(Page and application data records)
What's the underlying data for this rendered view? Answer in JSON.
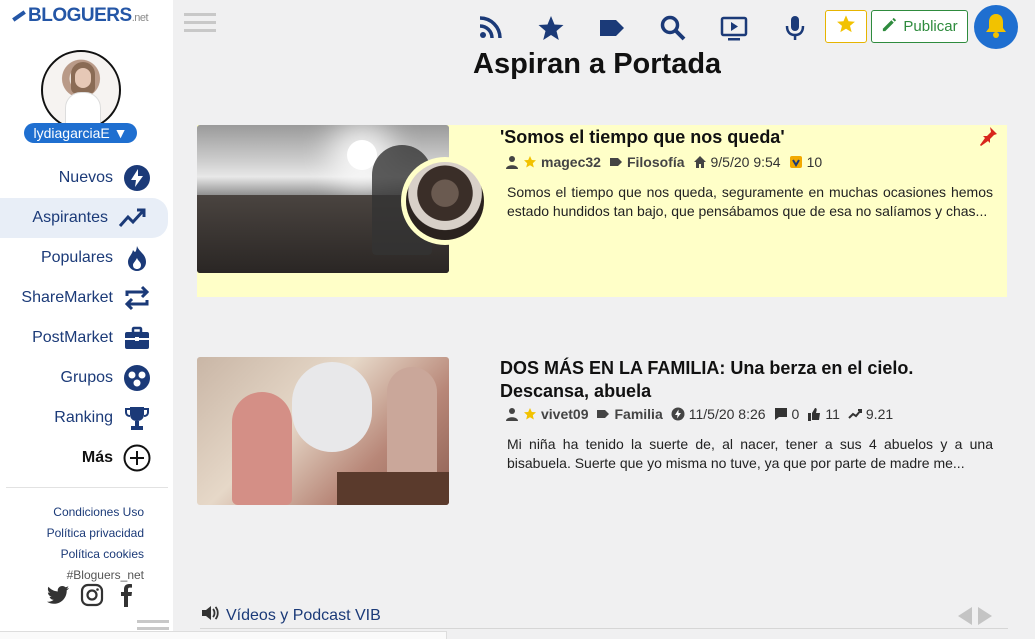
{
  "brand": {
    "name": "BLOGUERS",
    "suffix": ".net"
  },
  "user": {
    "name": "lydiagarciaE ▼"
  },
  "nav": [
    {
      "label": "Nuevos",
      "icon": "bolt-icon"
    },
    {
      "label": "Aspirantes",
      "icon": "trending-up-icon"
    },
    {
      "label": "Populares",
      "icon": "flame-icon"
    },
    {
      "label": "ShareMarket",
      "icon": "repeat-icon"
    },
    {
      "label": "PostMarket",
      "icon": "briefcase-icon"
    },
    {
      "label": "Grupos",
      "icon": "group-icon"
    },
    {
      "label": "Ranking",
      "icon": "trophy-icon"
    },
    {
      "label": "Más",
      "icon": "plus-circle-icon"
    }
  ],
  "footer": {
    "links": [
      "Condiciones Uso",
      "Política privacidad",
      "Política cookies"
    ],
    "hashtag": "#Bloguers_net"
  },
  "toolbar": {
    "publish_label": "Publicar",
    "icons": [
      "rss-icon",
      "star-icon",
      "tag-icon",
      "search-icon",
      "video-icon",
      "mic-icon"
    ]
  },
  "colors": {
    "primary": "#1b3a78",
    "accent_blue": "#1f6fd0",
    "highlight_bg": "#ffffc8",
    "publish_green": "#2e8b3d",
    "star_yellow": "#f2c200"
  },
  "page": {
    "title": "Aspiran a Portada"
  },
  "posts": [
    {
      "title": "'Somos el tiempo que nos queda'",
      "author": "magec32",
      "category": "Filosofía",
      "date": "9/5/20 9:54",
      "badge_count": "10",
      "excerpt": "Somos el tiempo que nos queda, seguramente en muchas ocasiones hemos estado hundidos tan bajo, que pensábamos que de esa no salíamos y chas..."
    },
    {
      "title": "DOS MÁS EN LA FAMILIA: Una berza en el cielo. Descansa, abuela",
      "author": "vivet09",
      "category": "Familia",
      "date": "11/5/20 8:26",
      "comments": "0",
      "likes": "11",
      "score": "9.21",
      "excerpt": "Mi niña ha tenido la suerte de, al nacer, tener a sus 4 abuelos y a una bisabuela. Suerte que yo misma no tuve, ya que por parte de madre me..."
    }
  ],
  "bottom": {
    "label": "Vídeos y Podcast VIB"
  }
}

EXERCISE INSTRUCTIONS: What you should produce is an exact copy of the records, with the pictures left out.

ANSWER FOR THIS EXERCISE:
What's the underlying data for this rendered view? Answer in JSON.
{
  "brand": {
    "name": "BLOGUERS",
    "suffix": ".net"
  },
  "user": {
    "name": "lydiagarciaE ▼"
  },
  "nav": [
    {
      "label": "Nuevos",
      "icon": "bolt-icon"
    },
    {
      "label": "Aspirantes",
      "icon": "trending-up-icon"
    },
    {
      "label": "Populares",
      "icon": "flame-icon"
    },
    {
      "label": "ShareMarket",
      "icon": "repeat-icon"
    },
    {
      "label": "PostMarket",
      "icon": "briefcase-icon"
    },
    {
      "label": "Grupos",
      "icon": "group-icon"
    },
    {
      "label": "Ranking",
      "icon": "trophy-icon"
    },
    {
      "label": "Más",
      "icon": "plus-circle-icon"
    }
  ],
  "footer": {
    "links": [
      "Condiciones Uso",
      "Política privacidad",
      "Política cookies"
    ],
    "hashtag": "#Bloguers_net"
  },
  "toolbar": {
    "publish_label": "Publicar",
    "icons": [
      "rss-icon",
      "star-icon",
      "tag-icon",
      "search-icon",
      "video-icon",
      "mic-icon"
    ]
  },
  "colors": {
    "primary": "#1b3a78",
    "accent_blue": "#1f6fd0",
    "highlight_bg": "#ffffc8",
    "publish_green": "#2e8b3d",
    "star_yellow": "#f2c200"
  },
  "page": {
    "title": "Aspiran a Portada"
  },
  "posts": [
    {
      "title": "'Somos el tiempo que nos queda'",
      "author": "magec32",
      "category": "Filosofía",
      "date": "9/5/20 9:54",
      "badge_count": "10",
      "excerpt": "Somos el tiempo que nos queda, seguramente en muchas ocasiones hemos estado hundidos tan bajo, que pensábamos que de esa no salíamos y chas..."
    },
    {
      "title": "DOS MÁS EN LA FAMILIA: Una berza en el cielo. Descansa, abuela",
      "author": "vivet09",
      "category": "Familia",
      "date": "11/5/20 8:26",
      "comments": "0",
      "likes": "11",
      "score": "9.21",
      "excerpt": "Mi niña ha tenido la suerte de, al nacer, tener a sus 4 abuelos y a una bisabuela. Suerte que yo misma no tuve, ya que por parte de madre me..."
    }
  ],
  "bottom": {
    "label": "Vídeos y Podcast VIB"
  }
}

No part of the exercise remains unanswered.